On May 1, the House Appropriations Military Construction-Veterans Administration (VA) Subcommittee bill under Chair Debbie Wasserman Schultz (D-FL) approved a $108.1 billion fiscal year 2020 spending bill that, among other issues, would block the Trump administration from redirecting military infrastructure funds toward more border barriers.

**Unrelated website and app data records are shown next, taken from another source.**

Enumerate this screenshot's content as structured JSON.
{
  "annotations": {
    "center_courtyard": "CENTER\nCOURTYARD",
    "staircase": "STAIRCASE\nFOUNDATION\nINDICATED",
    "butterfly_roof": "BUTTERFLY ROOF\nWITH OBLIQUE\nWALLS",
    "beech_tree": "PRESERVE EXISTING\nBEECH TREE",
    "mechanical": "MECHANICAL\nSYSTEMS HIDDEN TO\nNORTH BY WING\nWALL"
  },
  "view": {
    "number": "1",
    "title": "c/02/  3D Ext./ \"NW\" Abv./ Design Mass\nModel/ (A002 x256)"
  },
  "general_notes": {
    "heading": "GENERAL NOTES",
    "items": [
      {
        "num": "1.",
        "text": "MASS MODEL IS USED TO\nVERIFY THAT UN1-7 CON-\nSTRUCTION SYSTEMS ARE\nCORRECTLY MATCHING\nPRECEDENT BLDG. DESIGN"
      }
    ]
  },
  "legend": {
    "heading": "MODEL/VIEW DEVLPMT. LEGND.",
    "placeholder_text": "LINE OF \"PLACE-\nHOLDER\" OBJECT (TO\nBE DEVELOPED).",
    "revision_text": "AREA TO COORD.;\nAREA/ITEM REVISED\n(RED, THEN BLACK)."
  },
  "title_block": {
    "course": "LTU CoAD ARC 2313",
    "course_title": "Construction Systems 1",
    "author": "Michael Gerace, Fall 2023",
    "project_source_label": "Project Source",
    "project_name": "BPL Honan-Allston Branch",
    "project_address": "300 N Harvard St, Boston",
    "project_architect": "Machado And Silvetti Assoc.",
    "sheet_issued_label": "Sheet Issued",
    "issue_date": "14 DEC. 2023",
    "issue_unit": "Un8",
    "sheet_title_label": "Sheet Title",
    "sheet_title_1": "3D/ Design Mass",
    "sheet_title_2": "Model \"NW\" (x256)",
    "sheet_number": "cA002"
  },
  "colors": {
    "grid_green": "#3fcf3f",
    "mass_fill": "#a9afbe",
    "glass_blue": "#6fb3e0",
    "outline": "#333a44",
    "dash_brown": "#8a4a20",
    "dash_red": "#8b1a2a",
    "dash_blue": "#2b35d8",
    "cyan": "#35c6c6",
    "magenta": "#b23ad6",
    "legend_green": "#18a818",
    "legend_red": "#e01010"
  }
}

The total in the bill for military construction is $10.1 billion and $94.3 billion for the VA. On May 9, the full House Appropriations Committee approved the bill 31-21.
Fiscal Year 2020 Budget Resolution
On March 28, the Senate Budget Committee reported out a budget resolution on a party-line vote that provides $576 discretionary budget authority for defense (not including OCO) in FY 2020, a reduction of $71 billion from $647 billion in FY 2019, and $542 billion for non-defense, a cut of $55 billion from $597 billion in FY 2019. The Committee also approved $67 billion for Overseas Contingency Operations and $15 billion for other programs. The measure is not expected to be brought up for votes on the Senate floor.
On April 3, the House Budget Committee voted 19-17 to raise 2020 budget caps on non-defense spending by $34 billion, to $631 billion, and increase defense spending by $17 billion, to $664 billion in fiscal year 2020. While the full House had expected to vote on these numbers, the House leadership pulled the bill from the House floor due to opposition from both Democratic progressives and moderates.
After extensive negotiations between Speaker Nancy Pelosi and Treasurer Secretary Steven Mnuchin, Congress and the Administration agreed on a two year budget deal that also raises the federal debt limit. The deal probably avoids another government shutdown for two years and ends the immediate risk of the U.S. being unable to pay its bills. The agreement increases defense spending by 3% from fiscal 2019 to $738 billion and domestic programs up by 4%. The House easily approved the measure 284-149 and the Senate 67-28.
On July 11, as part of House consideration of the FY 2020 Defense Authorization Bill, the House voted 240-185 for an Adam Smith (D-WA) amendment prohibiting support to and participation in the Saudi-led coalition’s military operations against the Houthis in Yemen.
On June 20, the Senate voted to repudiate President Trump’s use of “emergency powers” to sell arms to Saudi Arabia. A bipartisan coalition, led by Sen. Robert Menendez (D-NJ) and Lindsey Graham (R-SC) filed 22 resolutions of disapproval, objecting to both the workaround to the normal congressional role and Saudi leader’s Mohammad bin Salman’s policies in Yemen and the killing of Jamal Khashoggi. The vote on one resolution was 53-45 in favor, including seven Republicans, and on a package of resolutions 51-45.
On July 17, the House voted three times to block President Trump’s “emergency” weapon sales to Saudi Arabia and the United Arab Emirates. The vote to agree to one of the resolutions of disapproval was 238-190. On July 24, the President vetoed the resolutions of disapproval. The Senate failed to override the President’s vetoes of the resolutions of disapproval of arms sales to Saudi Arabia. There were three votes for parliamentary reasons on July 29, and the third vote was 46-41, with 13 Senators missing the vote. 67 votes were needed for the override to be successful.
Congressional recess schedule in 2019
Friday, September 27 – Tuesday, October 15: House and Senate recess
Friday, October 31 – Tuesday, November 12: House recess
Thursday, November 21 – Monday, December 2: House and Senate recess
Thursday, December 12: Tentative House and Senate adjournment for the year